═══ Source data ═══
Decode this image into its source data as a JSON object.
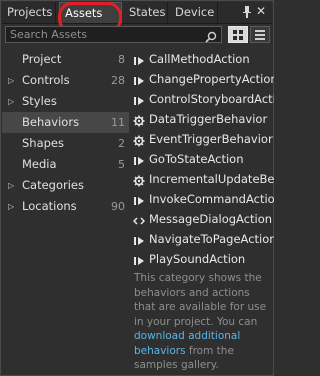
{
  "tabs": [
    {
      "label": "Projects"
    },
    {
      "label": "Assets"
    },
    {
      "label": "States"
    },
    {
      "label": "Device"
    }
  ],
  "search": {
    "placeholder": "Search Assets"
  },
  "categories": [
    {
      "label": "Project",
      "count": "8"
    },
    {
      "label": "Controls",
      "count": "28"
    },
    {
      "label": "Styles",
      "count": ""
    },
    {
      "label": "Behaviors",
      "count": "11"
    },
    {
      "label": "Shapes",
      "count": "2"
    },
    {
      "label": "Media",
      "count": "5"
    },
    {
      "label": "Categories",
      "count": ""
    },
    {
      "label": "Locations",
      "count": "90"
    }
  ],
  "items": [
    {
      "label": "CallMethodAction",
      "icon": "action-icon"
    },
    {
      "label": "ChangePropertyAction",
      "icon": "action-icon"
    },
    {
      "label": "ControlStoryboardAction",
      "icon": "action-icon"
    },
    {
      "label": "DataTriggerBehavior",
      "icon": "gear-icon"
    },
    {
      "label": "EventTriggerBehavior",
      "icon": "gear-icon"
    },
    {
      "label": "GoToStateAction",
      "icon": "action-icon"
    },
    {
      "label": "IncrementalUpdateBehavior",
      "icon": "gear-icon"
    },
    {
      "label": "InvokeCommandAction",
      "icon": "action-icon"
    },
    {
      "label": "MessageDialogAction",
      "icon": "code-icon"
    },
    {
      "label": "NavigateToPageAction",
      "icon": "action-icon"
    },
    {
      "label": "PlaySoundAction",
      "icon": "action-icon"
    }
  ],
  "description": {
    "text": "This category shows the behaviors and actions that are available for use in your project. You can ",
    "link": "download additional behaviors",
    "suffix": " from the samples gallery."
  },
  "colors": {
    "highlight": "#e21f26",
    "link": "#5db4e6",
    "selected_bg": "#474747"
  }
}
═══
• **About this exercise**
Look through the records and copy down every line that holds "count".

• **Result for this exercise**
      "count": "8"
      "count": "28"
      "count": ""
      "count": "11"
      "count": "2"
      "count": "5"
      "count": ""
      "count": "90"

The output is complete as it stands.